These Caran d’Ache leads are good strong break-resistant leads, but not quite as strong as Pentel Ain. Really though, I’m one of those who thinks no one should have breakage problems with 0.7mm leads, and personally I think good 0.5mm leads are plenty strong enough for most of us as well.

So, overall, Caran d’Ache leads are excellent leads, but they really could do with a few more grades, and being easier to purchase!


Photo: Not in the best of condition, but this is the little cardboard box that holds 12 refill containers.

8 comments:

germ said...

bummer that you got shafted by that retailer. goes to show you that even morons can make money.

germ
lastwinj at yahoo dot com

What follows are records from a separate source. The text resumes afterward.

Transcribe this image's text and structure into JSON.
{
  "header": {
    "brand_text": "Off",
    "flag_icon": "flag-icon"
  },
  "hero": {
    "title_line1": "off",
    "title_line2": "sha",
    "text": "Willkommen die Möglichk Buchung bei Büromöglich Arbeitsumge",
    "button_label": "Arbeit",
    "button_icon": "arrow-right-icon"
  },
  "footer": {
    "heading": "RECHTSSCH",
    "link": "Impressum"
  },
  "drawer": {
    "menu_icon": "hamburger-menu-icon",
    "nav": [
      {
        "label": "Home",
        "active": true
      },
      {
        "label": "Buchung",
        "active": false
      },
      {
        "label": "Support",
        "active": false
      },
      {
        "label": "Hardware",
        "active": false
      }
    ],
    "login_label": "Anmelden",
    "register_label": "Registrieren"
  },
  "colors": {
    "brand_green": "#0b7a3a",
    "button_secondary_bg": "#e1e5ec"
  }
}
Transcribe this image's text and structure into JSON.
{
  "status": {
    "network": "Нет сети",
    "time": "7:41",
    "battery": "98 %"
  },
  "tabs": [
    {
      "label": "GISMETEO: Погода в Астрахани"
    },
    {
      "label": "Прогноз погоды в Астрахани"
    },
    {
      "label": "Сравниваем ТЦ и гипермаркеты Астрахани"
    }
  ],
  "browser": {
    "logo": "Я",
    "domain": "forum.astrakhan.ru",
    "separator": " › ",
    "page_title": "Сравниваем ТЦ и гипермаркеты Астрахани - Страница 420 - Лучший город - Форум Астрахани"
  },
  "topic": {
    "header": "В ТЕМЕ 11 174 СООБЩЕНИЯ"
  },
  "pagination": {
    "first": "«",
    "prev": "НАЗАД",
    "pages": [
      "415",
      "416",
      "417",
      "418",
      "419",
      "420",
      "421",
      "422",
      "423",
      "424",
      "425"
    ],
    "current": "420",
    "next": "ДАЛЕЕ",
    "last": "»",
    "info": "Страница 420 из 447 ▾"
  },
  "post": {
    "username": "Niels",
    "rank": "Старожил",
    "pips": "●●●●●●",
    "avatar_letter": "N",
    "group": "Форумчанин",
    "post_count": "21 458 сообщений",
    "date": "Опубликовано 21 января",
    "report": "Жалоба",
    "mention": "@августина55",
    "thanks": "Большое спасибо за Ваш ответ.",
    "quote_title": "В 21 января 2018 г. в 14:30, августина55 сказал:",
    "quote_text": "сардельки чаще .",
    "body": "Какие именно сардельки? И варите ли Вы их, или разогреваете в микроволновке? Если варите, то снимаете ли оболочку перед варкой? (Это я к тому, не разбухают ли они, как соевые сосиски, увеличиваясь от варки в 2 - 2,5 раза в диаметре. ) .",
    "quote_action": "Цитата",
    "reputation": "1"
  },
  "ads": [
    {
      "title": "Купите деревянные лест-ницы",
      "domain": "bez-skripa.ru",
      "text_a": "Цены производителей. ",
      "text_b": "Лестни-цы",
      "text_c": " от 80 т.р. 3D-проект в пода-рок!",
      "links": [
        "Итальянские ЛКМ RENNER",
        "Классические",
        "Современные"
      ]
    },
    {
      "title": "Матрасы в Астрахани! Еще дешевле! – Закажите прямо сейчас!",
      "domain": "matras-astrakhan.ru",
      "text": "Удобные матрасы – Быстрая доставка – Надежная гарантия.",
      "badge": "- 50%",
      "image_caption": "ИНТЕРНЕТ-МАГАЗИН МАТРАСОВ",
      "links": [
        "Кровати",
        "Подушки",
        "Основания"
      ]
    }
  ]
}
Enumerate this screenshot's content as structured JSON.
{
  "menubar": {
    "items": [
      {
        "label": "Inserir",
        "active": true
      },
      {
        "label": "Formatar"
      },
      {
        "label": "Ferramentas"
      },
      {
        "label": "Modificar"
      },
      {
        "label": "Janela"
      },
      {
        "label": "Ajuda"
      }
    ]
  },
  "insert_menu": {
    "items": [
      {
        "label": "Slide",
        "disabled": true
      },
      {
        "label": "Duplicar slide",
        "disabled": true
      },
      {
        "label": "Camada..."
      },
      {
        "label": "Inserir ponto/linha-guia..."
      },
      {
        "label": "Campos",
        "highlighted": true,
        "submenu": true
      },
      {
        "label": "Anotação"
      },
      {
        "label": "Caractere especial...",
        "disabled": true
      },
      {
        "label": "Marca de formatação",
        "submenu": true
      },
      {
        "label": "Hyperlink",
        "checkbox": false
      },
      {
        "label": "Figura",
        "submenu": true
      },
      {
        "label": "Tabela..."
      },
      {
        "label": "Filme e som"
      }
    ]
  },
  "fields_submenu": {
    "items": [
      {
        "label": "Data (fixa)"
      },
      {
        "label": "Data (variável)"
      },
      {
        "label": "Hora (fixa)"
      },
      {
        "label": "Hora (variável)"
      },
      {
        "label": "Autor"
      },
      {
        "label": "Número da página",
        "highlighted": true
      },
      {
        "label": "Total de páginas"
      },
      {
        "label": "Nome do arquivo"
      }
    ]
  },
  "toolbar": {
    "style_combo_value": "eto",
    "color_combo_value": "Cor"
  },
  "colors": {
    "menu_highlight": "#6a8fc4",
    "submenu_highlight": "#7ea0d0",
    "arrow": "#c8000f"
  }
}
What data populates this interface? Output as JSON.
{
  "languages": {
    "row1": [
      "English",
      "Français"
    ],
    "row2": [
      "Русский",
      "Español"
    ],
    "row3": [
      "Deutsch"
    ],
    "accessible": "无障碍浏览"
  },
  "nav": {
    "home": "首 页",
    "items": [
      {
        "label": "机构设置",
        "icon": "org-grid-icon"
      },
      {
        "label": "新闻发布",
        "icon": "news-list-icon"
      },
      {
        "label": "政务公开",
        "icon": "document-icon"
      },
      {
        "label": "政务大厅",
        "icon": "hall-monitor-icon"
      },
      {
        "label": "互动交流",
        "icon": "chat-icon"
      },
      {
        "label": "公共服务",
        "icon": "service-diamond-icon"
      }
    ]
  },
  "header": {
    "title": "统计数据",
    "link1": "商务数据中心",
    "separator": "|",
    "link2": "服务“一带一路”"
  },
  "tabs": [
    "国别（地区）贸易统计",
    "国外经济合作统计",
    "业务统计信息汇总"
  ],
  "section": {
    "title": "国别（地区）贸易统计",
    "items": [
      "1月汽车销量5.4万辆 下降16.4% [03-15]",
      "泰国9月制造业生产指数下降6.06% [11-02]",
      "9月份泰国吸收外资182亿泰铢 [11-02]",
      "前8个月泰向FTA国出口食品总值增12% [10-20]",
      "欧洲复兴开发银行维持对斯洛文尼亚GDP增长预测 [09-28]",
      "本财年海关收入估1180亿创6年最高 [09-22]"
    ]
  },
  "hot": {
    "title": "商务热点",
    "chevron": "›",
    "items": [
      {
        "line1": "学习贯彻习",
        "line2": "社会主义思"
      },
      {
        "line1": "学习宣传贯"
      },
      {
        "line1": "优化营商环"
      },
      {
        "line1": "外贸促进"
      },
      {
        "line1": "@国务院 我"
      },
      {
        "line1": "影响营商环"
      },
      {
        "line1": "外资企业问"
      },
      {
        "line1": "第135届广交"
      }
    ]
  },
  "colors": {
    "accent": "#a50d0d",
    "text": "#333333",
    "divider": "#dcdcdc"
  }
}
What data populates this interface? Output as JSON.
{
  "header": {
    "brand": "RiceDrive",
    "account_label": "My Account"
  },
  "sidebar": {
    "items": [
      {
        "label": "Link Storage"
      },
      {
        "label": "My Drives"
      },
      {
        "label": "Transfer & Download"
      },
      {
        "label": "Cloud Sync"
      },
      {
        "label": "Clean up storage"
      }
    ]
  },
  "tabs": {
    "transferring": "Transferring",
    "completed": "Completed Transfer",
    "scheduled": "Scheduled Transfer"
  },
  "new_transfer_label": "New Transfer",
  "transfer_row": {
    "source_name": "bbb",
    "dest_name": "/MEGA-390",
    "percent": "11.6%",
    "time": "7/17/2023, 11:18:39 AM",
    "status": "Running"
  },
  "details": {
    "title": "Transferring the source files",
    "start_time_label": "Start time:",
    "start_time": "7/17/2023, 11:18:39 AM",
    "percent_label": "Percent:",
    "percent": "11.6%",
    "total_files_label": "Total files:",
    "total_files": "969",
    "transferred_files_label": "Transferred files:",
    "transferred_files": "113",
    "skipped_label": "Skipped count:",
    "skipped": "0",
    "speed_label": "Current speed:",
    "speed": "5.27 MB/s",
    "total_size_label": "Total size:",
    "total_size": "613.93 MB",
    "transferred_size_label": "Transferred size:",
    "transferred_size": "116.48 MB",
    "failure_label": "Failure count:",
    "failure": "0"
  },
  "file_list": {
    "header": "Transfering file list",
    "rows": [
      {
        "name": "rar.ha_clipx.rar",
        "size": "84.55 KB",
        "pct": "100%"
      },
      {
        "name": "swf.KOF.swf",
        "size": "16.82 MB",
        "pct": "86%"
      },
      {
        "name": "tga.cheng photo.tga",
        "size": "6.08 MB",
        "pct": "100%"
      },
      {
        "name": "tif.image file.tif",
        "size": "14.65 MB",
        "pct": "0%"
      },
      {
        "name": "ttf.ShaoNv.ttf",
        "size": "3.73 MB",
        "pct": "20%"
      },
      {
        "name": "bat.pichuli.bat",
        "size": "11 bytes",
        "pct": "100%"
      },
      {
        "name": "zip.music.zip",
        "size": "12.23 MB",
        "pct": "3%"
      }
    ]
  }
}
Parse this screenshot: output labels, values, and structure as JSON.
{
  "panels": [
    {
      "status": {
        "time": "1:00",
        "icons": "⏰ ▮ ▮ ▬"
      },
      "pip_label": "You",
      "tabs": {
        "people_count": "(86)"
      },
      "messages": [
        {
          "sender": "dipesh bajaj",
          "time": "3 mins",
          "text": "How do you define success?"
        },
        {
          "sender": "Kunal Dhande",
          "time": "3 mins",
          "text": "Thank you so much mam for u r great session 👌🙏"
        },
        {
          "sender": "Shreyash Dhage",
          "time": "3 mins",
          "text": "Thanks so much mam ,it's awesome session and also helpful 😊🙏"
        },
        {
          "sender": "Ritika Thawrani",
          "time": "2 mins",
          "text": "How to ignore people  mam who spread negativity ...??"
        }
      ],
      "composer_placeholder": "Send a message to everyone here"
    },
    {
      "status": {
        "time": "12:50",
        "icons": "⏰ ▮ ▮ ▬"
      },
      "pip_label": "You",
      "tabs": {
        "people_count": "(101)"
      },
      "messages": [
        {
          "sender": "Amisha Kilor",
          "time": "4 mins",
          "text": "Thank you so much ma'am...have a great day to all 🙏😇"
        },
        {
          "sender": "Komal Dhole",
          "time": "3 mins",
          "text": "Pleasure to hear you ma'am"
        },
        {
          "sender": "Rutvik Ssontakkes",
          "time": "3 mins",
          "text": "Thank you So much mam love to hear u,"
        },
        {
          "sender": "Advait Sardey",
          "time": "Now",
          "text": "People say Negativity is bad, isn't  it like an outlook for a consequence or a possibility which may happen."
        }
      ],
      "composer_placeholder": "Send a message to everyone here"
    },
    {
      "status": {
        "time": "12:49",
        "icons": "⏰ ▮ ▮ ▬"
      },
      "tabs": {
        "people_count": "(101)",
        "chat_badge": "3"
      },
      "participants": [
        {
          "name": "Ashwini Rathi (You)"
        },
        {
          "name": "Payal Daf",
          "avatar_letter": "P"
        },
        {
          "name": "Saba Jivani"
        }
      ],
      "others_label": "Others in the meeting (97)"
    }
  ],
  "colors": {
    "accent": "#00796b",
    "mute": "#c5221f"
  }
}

Anonymous said...

Ken Bromley art supplies do a nice range of cheap caran d'ache leads.They havea great website. I just bought the 2mm fixpencil with the integrated sharpener in the plastic push button. They are selling
the leads in 6 packs for £2.15. Cheap no?

kiwi-d said...

Thanks for the note about ken Bromley. Their CdA leads do seem a good deal, although only HB available in 0.5 and 0.7mm

Wynne and Wes said...

hey dave, do you know where i might be able to buy or order the new caran d ache 2009 or 2008 catolog?

Wynne and Wes said...

Dave, on the sidebar of your blog you have a "the answer is 515"
is that the number of mechanical pencil masterpieces you own?
if not then what is it

kiwi-d said...

Wes
Re catalogue, sorry, no idea.
Re '515', yes you win Jeopardy.

Lou said...

Dave, on the sidebar of your blog you now have "Let's Play Jeopardy 691". Could this mean that you've purchased 176 mechanical pencil masterpieces since Wynne and Wes posted a similar question to you in 2009? If so, shouldn't you be seeking help for your mechanical pencil problem? I know a good psychiatrist in Canada who specializes in mechanical pencil addictions. Let me know...

Kiwi-d said...

Its worse... that 691 hasn't been updated for a long time... might just delete that sidebar element.